Tuesday, October 18, 2011

Langston Hughes

Theme For English B/Harlem

Langston Hughes

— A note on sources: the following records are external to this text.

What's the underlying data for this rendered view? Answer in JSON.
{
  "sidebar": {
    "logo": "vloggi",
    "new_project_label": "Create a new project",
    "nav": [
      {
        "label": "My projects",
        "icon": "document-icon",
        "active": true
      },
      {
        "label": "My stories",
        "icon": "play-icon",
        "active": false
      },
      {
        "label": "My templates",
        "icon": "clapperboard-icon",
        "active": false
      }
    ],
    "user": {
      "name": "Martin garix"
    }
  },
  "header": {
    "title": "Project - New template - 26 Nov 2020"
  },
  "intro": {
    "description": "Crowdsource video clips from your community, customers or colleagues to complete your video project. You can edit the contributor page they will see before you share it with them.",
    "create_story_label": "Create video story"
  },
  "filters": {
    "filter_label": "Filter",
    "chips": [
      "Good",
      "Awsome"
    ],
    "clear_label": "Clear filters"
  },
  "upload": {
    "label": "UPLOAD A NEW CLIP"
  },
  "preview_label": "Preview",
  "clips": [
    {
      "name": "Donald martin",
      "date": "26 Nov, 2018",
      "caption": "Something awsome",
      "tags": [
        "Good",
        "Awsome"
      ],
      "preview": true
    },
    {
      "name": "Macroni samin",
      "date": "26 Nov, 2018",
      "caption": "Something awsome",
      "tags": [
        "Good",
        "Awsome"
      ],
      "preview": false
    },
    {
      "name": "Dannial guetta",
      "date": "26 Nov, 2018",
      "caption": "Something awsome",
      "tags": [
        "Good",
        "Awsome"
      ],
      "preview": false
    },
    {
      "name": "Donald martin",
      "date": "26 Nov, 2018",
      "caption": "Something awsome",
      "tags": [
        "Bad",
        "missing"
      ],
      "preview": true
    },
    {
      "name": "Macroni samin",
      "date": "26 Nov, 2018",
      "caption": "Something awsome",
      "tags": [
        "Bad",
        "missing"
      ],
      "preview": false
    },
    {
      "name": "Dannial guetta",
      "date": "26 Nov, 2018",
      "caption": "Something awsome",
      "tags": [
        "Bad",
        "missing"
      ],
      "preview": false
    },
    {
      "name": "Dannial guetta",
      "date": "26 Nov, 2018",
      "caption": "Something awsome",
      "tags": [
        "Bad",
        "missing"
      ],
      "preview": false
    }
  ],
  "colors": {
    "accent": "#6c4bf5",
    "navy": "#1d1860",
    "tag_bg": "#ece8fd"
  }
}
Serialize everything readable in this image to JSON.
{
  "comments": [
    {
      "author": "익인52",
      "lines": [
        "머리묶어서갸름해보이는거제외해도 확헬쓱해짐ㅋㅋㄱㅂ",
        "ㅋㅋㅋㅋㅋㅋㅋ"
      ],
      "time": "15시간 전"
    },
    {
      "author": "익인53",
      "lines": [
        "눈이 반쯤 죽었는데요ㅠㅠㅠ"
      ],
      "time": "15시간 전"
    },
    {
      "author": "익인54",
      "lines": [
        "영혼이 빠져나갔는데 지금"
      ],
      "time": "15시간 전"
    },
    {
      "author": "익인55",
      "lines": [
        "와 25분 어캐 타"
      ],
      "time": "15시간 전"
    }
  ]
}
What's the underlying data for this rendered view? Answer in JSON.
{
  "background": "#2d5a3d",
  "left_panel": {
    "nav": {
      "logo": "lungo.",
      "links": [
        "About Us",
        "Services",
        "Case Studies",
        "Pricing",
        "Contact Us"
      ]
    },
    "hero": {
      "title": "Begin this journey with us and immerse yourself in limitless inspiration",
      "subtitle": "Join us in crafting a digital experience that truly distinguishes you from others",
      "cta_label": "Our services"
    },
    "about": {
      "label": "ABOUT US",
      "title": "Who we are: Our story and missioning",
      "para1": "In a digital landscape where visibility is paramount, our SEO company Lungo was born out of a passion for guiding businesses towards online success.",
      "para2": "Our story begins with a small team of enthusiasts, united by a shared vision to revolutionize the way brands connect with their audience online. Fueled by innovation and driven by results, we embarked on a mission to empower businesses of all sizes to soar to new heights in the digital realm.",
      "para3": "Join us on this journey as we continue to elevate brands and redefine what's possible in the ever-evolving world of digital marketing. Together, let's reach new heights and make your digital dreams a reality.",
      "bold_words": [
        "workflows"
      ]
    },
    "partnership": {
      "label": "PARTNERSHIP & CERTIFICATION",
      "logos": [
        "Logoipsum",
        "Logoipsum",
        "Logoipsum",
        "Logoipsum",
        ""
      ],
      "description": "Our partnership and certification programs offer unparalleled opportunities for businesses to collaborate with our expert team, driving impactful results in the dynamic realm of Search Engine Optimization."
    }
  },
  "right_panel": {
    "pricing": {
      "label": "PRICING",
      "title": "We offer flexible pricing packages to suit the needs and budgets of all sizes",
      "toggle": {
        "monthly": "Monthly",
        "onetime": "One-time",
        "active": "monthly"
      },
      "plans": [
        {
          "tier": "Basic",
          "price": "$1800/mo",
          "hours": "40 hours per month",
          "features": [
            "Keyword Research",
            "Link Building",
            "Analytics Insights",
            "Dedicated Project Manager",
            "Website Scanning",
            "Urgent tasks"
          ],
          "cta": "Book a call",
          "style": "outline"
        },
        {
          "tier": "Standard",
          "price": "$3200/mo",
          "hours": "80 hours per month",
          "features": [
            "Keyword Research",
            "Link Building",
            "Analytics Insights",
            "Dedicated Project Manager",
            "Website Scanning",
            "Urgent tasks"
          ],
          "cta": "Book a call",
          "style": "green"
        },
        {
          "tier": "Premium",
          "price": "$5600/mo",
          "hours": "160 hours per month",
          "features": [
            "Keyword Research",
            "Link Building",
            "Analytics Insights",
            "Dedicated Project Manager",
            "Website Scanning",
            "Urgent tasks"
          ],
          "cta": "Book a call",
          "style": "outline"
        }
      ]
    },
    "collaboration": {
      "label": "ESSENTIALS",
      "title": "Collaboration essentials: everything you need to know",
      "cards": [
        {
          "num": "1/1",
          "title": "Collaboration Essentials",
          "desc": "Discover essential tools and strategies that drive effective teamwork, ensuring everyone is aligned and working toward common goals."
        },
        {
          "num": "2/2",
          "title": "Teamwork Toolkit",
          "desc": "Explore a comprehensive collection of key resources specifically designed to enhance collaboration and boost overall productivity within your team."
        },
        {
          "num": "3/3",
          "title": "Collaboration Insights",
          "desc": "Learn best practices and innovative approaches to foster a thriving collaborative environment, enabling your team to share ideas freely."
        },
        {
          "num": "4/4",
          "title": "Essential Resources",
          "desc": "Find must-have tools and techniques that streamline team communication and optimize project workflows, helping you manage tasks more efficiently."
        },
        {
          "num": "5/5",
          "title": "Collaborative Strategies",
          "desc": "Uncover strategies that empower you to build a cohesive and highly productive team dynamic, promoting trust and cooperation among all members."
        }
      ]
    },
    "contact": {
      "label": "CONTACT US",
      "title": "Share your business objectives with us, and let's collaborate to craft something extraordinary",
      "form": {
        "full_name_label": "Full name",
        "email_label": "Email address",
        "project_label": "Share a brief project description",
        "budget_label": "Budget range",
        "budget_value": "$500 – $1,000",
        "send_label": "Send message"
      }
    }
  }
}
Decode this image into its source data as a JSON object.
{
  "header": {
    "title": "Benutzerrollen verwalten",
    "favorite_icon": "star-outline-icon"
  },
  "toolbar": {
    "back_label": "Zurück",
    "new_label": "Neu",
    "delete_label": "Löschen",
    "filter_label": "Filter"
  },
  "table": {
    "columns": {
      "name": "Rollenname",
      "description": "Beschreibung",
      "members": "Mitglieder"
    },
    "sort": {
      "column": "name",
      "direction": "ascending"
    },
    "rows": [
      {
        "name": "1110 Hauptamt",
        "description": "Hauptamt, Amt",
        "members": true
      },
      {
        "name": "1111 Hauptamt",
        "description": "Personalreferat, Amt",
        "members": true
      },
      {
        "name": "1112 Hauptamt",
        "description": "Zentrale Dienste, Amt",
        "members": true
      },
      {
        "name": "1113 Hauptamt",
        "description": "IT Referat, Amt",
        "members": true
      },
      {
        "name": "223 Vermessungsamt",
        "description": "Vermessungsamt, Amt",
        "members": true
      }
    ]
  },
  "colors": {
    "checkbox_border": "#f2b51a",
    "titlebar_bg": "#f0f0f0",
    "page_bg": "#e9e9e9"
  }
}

Both of these poems are simply structured as compared to the other authors we have read lately. I personally love Langston Hughes so I am partial to his writings.  I used Theme For English B as an ancillary material for a unit I did in another education class. I think that poem is an amazing piece of writing. He is 22 in his classes in Harlem and he is the only black person in there. His assignment is to write a paper, just write and let it flow so “it will be true.” He takes Harlem and connects himself to it. He says Harlem I hear you. He says he likes the same things that people who are not of color like. He presents a complex argument, which is partially while I love this poem; he says that if this paper is a part of me then it will be black, but when you read it, it will become a part of you and you are white. Then he says, “That’s American.” Bam. He just took away color all together and made a category in which they are equal, American. He shows us that we learn from one another and because of our different backgrounds we bring something different to the table.
In the poem, Harlem, I don’t quite understand the title and the significance to the poem, but I think that because he went to school is Harlem is relates back to “dream” he had of being educated or something along those lines. I think that he might be saying that a dream that isn’t pursued will dry up into nothing or it will keep bothering you like a sore. I think these references are very graphic because they are easy to imagine, “rotten meat” and “crust and sugar over.” Then he ends with “does it explode?”  I find this to be a little wild and absurd because your dreams can’t explode, but at the same time it is very dramatic.

1 comment:

  1. I think the title of the poem is sending the message that this is a phenomenon that happens particularly in Harlem. The dream deferred refers to the plight of blacks who want to succeed and have dreams but have to defer them. By using the name Harlem he is appropriating this poem to blacks.